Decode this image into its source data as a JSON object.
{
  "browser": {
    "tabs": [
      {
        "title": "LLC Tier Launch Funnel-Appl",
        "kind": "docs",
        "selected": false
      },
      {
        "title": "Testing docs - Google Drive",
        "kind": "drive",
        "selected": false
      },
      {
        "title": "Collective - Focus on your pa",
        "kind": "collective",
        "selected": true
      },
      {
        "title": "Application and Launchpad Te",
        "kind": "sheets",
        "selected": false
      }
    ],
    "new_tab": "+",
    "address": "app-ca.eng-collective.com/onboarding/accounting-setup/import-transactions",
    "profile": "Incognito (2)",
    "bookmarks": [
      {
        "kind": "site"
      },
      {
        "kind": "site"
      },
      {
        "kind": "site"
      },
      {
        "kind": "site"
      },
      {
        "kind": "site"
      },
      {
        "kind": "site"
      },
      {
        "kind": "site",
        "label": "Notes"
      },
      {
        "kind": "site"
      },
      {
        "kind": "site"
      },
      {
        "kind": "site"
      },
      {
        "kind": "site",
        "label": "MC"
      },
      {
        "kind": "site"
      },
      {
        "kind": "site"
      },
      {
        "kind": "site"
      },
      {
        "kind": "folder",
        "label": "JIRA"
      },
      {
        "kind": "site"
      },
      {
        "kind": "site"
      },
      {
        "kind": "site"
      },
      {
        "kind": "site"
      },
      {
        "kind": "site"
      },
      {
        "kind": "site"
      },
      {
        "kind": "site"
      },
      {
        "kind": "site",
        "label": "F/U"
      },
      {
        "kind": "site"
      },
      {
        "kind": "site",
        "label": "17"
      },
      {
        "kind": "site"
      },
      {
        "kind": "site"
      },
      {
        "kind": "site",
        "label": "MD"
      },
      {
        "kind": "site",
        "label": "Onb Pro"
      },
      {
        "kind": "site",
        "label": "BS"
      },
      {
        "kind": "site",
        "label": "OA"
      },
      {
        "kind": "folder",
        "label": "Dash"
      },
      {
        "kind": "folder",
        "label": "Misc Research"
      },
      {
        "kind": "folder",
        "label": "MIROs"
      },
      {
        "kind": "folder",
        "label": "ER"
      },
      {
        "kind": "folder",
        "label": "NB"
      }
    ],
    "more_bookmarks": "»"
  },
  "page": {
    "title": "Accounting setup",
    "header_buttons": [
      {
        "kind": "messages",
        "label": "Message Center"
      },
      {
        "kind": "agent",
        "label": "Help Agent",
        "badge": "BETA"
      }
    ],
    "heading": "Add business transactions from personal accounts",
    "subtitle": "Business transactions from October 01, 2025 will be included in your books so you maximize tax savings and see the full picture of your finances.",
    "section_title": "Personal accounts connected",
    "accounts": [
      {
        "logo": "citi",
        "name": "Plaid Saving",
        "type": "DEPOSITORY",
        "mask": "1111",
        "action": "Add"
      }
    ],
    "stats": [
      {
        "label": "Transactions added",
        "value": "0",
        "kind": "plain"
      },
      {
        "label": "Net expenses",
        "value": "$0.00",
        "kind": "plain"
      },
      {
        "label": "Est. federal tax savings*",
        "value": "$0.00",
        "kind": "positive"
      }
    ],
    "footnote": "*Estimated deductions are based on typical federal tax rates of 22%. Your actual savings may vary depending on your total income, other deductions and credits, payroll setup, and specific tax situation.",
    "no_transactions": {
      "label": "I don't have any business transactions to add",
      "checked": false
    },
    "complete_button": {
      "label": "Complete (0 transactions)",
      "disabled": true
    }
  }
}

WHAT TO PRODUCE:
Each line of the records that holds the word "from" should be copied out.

EXERCISE ANSWER:
    "heading": "Add business transactions from personal accounts",
    "subtitle": "Business transactions from October 01, 2025 will be included in your books so you maximize tax savings and see the full picture of your finances.",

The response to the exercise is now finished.